*** Begin section ***
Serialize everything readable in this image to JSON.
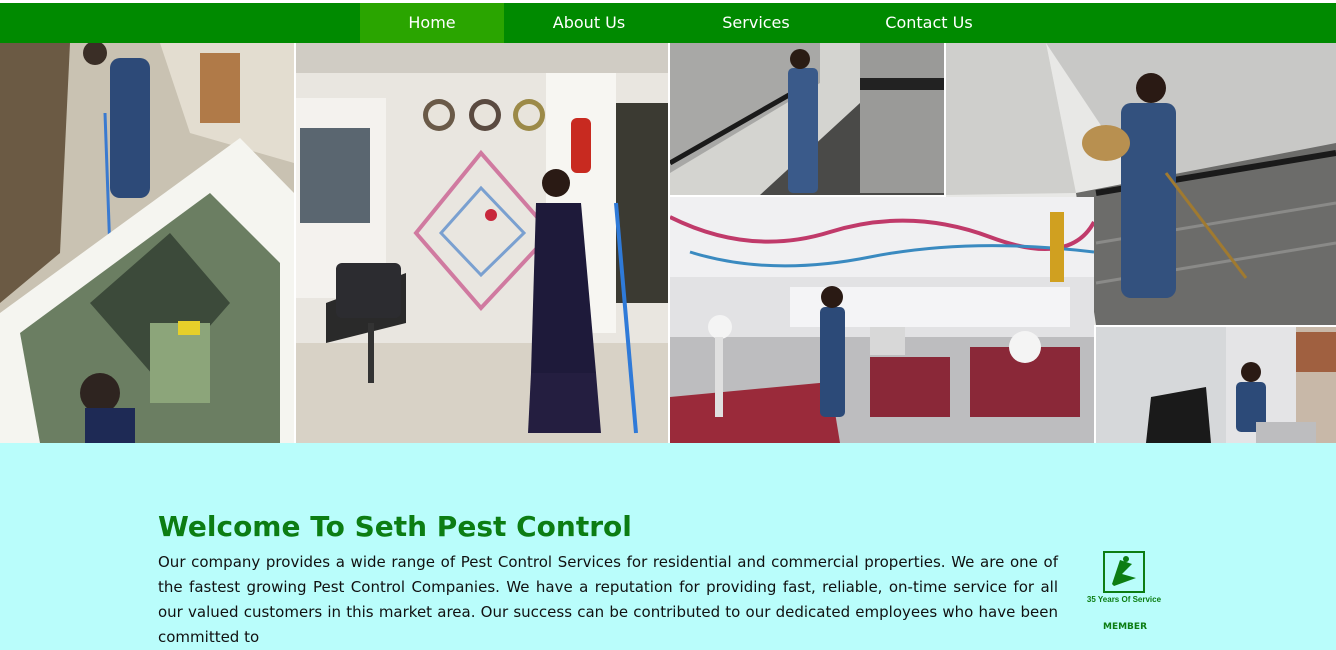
{
  "nav": {
    "items": [
      {
        "label": "Home",
        "active": true
      },
      {
        "label": "About Us",
        "active": false
      },
      {
        "label": "Services",
        "active": false
      },
      {
        "label": "Contact Us",
        "active": false
      }
    ]
  },
  "hero": {
    "slider_progress_percent": 80
  },
  "welcome": {
    "title": "Welcome To Seth Pest Control",
    "body": "Our company provides a wide range of Pest Control Services for residential and commercial properties. We are one of the fastest growing Pest Control Companies. We have a reputation for providing fast, reliable, on-time service for all our valued customers in this market area. Our success can be contributed to our dedicated employees who have been committed to"
  },
  "badge": {
    "text": "35 Years Of Service",
    "member_label": "MEMBER"
  },
  "colors": {
    "nav": "#008a00",
    "nav_active": "#2aa500",
    "page_bg": "#b9fdfb",
    "heading": "#0c7d13"
  }
}
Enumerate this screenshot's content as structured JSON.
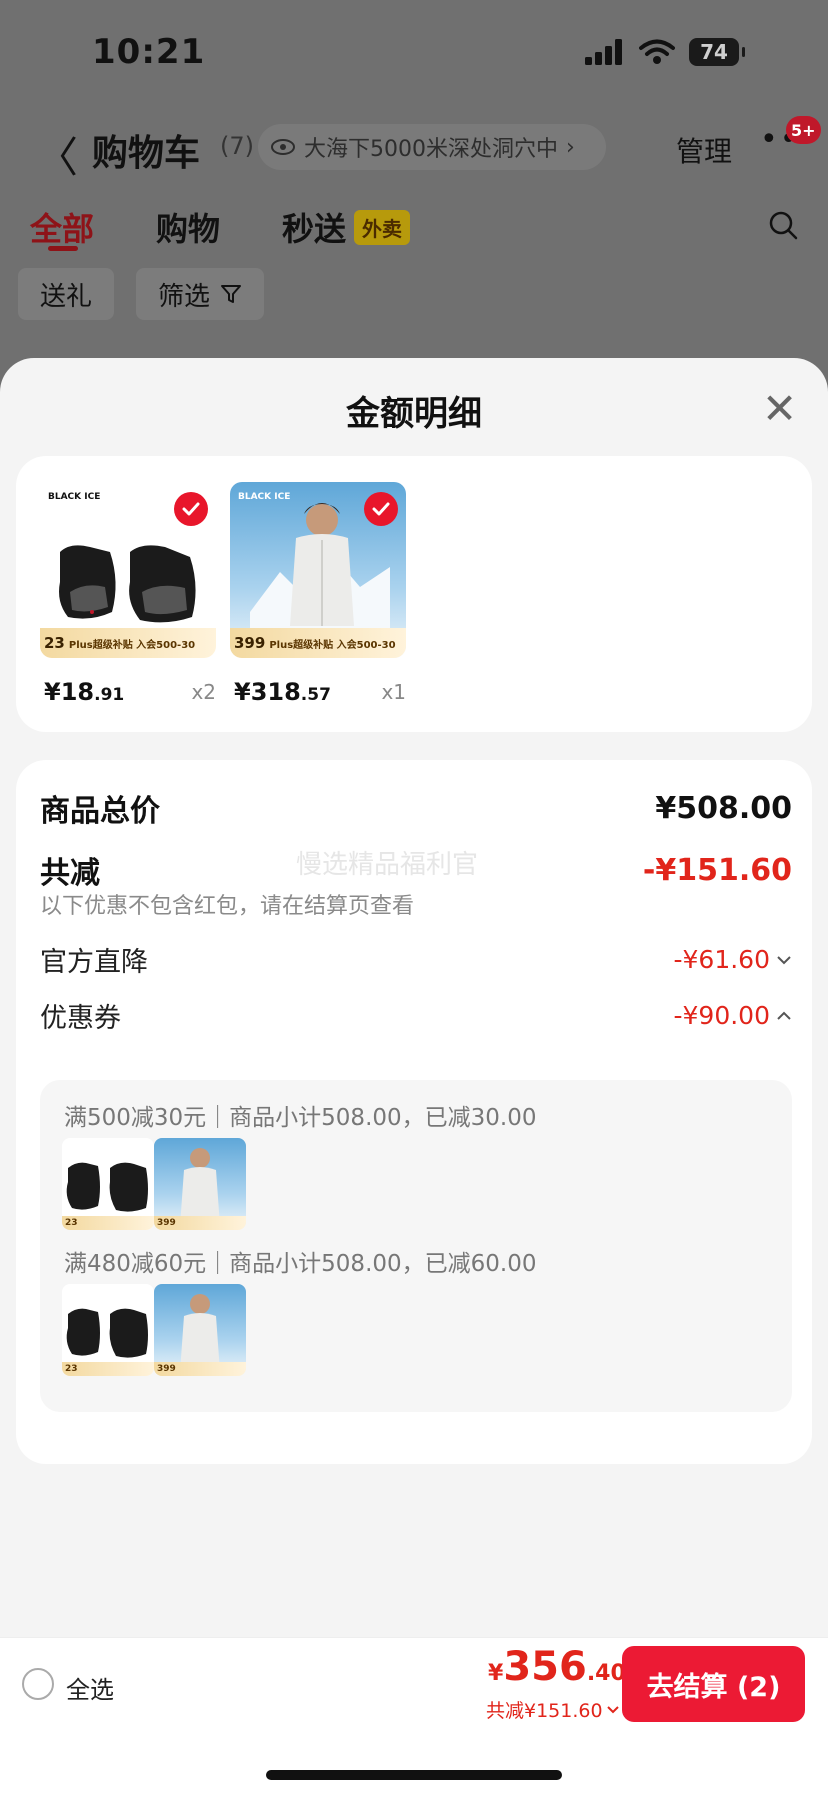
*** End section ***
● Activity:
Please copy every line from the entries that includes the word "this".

● Result of the task:
Serialize everything readable in this image to JSON.
    "body": "Our company provides a wide range of Pest Control Services for residential and commercial properties. We are one of the fastest growing Pest Control Companies. We have a reputation for providing fast, reliable, on-time service for all our valued customers in this market area. Our success can be contributed to our dedicated employees who have been committed to"
Enumerate this screenshot's content as structured JSON.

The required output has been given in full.